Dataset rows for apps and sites
##############################

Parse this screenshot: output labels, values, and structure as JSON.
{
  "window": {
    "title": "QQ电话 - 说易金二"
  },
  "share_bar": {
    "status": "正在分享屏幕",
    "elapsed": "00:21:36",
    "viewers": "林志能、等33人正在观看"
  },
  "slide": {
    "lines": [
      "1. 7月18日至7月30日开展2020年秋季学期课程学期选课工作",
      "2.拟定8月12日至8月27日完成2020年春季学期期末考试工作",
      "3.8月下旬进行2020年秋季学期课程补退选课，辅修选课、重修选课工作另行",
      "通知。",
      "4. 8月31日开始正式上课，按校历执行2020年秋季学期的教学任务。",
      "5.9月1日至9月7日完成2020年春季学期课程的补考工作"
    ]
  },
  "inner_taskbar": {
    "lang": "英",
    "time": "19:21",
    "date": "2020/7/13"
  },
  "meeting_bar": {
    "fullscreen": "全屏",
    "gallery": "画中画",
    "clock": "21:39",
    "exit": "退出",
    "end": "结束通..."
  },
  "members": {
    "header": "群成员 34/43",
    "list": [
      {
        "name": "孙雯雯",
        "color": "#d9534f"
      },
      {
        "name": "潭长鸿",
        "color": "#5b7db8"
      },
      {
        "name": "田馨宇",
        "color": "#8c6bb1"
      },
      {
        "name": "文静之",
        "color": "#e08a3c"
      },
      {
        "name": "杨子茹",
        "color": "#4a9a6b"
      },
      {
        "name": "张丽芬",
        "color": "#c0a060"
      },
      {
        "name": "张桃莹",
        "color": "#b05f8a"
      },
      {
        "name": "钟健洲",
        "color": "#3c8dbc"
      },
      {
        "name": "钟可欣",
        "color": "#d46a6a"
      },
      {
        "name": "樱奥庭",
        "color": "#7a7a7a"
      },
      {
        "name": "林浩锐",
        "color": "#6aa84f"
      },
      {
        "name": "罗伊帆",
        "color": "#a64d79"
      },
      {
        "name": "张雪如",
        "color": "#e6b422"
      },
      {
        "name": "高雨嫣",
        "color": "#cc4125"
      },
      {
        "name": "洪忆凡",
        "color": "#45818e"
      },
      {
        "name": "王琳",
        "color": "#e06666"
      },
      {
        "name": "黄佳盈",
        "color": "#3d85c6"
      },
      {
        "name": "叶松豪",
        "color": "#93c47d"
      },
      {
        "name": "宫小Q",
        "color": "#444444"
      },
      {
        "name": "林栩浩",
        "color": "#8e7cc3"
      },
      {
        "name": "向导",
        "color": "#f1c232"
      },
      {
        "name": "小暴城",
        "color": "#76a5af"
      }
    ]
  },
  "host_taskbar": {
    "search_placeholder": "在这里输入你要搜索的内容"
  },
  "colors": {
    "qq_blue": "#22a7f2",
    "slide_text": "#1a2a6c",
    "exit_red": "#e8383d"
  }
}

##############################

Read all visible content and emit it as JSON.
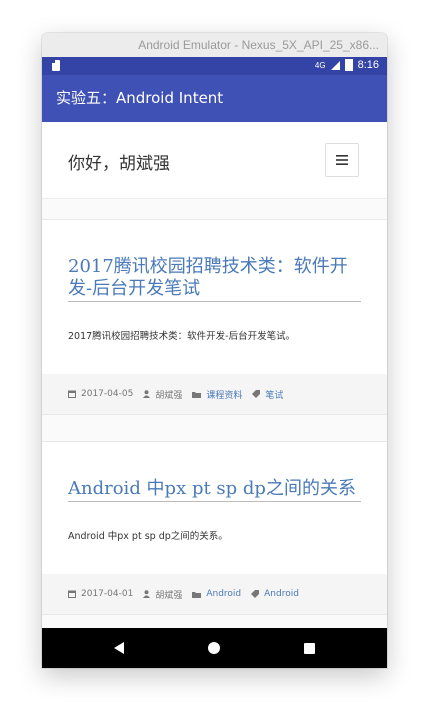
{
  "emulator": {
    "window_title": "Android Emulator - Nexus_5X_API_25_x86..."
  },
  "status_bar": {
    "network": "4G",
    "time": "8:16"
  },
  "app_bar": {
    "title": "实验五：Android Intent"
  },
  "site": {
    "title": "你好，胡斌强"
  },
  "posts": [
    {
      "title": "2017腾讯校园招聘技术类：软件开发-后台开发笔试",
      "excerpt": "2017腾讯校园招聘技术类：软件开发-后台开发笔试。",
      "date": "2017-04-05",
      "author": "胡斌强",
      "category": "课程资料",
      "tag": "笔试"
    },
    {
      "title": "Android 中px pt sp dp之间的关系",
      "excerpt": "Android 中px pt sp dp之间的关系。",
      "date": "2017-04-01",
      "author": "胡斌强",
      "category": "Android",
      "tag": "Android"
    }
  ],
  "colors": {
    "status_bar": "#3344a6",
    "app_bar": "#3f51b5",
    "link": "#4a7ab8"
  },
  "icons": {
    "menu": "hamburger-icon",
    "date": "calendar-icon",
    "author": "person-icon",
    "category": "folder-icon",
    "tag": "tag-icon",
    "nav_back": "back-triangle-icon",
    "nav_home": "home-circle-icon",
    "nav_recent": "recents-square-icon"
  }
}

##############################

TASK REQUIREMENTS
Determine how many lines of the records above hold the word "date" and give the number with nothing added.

ANSWER BOX
4